ORIGIN Ivory Coast (Korhogo, Bonoua, Assouinde, Jacqueville) | START 2008 | PROJECT PARTNER Ivoire Organics | PRODUCERS WITH IVOIRE ORGANICS approx. 50 | CULTIVATION AREA 1,172 ha | CERTIFICATION BSCI, EU organic, GLOBALG.A.P. + GRASP | PRODUCTS Pineapples, coconuts and mangoes
In 2008, we launched an ambitious project in the tropical Ivory Coast: the adoption of organic cultivation in the country as part of a PPP (Public Private Partnership) programme. Pineapples were the first certified organic products of Ivoire Organics – the regional producer group made up of small farmers with which we work. The German PPP support partner was SEQUA, a non-profit implementing organisation in the German business sector.

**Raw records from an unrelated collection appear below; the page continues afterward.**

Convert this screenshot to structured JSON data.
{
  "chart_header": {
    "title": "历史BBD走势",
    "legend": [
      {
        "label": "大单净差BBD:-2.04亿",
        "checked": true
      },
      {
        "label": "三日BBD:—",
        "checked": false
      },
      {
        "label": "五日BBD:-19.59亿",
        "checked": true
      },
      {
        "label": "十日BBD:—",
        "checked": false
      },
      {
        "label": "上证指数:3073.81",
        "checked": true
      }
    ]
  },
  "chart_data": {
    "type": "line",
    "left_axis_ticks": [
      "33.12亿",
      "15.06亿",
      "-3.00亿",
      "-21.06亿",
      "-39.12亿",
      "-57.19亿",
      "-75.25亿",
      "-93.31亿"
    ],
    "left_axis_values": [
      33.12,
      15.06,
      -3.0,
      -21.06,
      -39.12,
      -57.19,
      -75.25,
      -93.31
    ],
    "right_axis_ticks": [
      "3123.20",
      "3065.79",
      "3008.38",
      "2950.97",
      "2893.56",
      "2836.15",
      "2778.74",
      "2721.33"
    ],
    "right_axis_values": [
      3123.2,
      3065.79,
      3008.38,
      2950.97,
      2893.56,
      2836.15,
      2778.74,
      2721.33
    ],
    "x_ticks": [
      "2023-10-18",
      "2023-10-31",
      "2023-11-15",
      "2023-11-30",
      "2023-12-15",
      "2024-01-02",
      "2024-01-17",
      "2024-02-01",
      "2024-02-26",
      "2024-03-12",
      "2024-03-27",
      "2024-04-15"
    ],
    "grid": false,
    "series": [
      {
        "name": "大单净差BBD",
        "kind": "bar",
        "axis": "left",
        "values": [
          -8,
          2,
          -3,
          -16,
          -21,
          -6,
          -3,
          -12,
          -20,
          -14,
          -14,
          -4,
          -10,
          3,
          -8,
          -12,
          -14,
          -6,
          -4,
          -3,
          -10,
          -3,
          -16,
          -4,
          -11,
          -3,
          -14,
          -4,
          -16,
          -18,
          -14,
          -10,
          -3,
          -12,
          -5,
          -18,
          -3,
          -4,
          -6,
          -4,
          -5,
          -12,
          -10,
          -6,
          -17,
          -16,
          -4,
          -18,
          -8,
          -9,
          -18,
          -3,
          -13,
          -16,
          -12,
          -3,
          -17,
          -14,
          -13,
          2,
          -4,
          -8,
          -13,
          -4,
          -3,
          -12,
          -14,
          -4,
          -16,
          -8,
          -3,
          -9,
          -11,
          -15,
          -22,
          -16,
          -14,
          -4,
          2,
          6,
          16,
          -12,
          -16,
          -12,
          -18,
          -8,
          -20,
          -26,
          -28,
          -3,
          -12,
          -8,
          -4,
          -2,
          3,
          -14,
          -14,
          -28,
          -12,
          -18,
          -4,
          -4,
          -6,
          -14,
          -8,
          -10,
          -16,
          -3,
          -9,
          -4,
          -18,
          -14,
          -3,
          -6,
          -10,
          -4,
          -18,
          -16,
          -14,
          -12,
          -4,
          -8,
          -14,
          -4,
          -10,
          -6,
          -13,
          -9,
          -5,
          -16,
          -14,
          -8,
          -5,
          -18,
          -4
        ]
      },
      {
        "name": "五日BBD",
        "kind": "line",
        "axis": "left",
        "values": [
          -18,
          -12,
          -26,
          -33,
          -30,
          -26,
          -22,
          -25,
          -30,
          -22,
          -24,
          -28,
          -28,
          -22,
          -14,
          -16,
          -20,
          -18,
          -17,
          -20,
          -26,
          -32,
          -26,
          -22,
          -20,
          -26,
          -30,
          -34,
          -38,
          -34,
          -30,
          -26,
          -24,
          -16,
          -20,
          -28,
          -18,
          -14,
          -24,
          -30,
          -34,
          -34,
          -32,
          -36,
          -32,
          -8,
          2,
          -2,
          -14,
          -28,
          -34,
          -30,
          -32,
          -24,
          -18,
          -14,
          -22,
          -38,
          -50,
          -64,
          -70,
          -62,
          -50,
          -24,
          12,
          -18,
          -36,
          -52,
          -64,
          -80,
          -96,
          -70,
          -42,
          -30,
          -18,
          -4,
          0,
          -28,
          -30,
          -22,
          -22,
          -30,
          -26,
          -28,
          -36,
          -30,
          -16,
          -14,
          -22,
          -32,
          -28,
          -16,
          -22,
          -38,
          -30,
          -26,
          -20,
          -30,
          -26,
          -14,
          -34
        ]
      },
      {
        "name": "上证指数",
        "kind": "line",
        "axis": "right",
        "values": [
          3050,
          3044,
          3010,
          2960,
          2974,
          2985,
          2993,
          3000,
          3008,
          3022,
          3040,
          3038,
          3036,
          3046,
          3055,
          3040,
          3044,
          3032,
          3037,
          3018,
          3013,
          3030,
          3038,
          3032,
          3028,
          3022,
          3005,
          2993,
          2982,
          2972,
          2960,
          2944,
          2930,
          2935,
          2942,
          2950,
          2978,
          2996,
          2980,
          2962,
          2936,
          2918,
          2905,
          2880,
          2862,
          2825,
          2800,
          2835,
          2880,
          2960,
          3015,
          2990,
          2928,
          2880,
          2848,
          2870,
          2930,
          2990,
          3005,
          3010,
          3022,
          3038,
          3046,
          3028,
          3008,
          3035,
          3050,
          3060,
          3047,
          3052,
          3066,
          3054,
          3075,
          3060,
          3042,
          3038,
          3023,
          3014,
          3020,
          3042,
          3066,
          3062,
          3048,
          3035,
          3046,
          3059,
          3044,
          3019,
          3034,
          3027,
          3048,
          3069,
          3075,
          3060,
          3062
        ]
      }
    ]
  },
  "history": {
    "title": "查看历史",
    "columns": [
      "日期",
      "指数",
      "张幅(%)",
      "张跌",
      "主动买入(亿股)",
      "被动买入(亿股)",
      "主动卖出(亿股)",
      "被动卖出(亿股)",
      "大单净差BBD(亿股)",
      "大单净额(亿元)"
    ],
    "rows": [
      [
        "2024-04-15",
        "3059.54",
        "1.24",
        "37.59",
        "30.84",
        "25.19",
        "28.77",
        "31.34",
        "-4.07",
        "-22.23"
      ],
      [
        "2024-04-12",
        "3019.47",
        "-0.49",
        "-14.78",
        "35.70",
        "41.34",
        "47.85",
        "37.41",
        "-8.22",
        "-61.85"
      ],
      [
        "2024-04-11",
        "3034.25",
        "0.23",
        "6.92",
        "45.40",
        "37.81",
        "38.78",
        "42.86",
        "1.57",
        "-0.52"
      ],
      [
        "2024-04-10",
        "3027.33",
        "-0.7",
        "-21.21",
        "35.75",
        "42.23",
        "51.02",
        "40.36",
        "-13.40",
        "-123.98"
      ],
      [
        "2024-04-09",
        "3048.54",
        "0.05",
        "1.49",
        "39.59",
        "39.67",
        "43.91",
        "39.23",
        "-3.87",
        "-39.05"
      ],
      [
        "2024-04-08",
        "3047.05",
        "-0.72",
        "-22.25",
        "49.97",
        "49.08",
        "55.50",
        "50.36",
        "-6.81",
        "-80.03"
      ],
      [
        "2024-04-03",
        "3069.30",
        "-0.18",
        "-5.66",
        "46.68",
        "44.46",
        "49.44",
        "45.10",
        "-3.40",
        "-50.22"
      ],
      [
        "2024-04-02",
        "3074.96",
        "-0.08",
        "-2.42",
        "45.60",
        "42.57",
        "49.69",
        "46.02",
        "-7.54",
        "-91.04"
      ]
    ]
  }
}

Farming tools – such as a tractor with a trailer as well as a pick-up truck and seeds – were organised by BioTropic in Europe and then shipped to West Africa. Regular seminars and training courses on the topics of organic cultivation methods and certification rounded off the project.
The manager of the overall project is Kuemkwong Siemefo, our Africa expert at BioTropic. He has very varied work duties involving the planning and coordination of cultivation, harvesting and handling fruit and organising shipping to Europe. He also organises packaging materials, required certifications and employee training. In addition, he is maintaining regular contact with chambers of commerce and official bodies in the African countries.
The official language of the Ivory Coast is French. Agricultural raw material exports such as cocoa and coffee have an important role in the country. The illiteracy rate is high despite the fact that primary school is compulsory. The government is consistently working on modernising the infrastructure which, in comparison to other African states, is already very good.
Despite the revival and economic boost seen here, many people continue to live below the poverty line.
The producer organisation has been BSCI-certified since the end of 2016. BSCI – these four letters stand for “Business Social Compliance Initiative” and encompass a code of conduct which was created by European business enterprises back in 2003. The aim of the code is to standardise and improve working and social practices in international trade – particularly in high-risk countries. The stringent requirements of the BSCI are based on international conventions, such as the United Nations’ Declaration of Human Rights and the International Labour Organization (ILO).
Between 2015 and 2017, we implemented a second on-site PPP. The funding partner this time was the German Investment Corporation (DEG).
The second PPP serves as an instrument to:
- increase profit from organic pineapples and, through this, support rural development in the region
- expand the already existing production of dried mango fruits to include pineapple in order to achieve greater added value in production
- secure the jobs and income of the local farmers and employees in the long term
- broaden local knowledge with practical and theoretical training
- produce qualitative and internationally competitive organic foods
- introduce modern compost management to maintain soil fertility
Modern, ecological cultivation also requires modern tools. BioTropic has had technical aids for compost preparation, cooling chambers, warehouse equipment and other materials shipped to Ivory Coast for this very purpose.
The current situation
Ivoire Organics is funding its own modern packing house near the major city of Abidjan, where locally produced organic pineapples and coconuts will be prepared for export. Extensive processing technology will also be installed at the site to enable a wide range of products and create genuine added value from processing dried fruit, manufacturing fruit juices and coconut oil and filling and packaging the products. The packing house is scheduled for completion in the second half of 2018.
Organic pineapples from Abidjan are grown on a loamy, sandy soil. However, nutrients are lost more quickly because of the high proportion of sandy material. A trial is currently being carried out in a test field with selected catch crops that aims to counter this effect. By including local legume species, the aim is to increase the concentrations of humus and nitrogen in the soil.
An optimised water supply is also currently in planning. The urban conurbation around Abidjan offers a sufficient overall amount of water. However, in the dry season, there is frequently not enough rainfall to optimally cover demand. The situation is being alleviated by a new solar-powered pump that has been installed in a field belonging to Ivoire Organics. It springs into operation whenever the precipitation starts to become irregular. Water from the pump is freely available to anyone who needs it. The groundwater reservoir is filled on a regular basis in the rainy season.
“Compared to the first PPP in 2008, we have seen a significant development”, explains Kuemkwong Siemefo. “Approximately 150 containers of organic pineapples, organic mangos and organic coconuts are now being exported every year. The farmers in the organisation are able to identify with their work and that is a motivation for me, too.”
Around 200 small farmers and employees are now profiting directly from BioTropic and the producer organisation Ivoire Organics. If we assume that the average size of a family in an Ivorian household is five people, then we can assert that a total of 1,000 people are currently able to draw a benefit from this hand-in-hand project.
Ivoire Organics is certified by: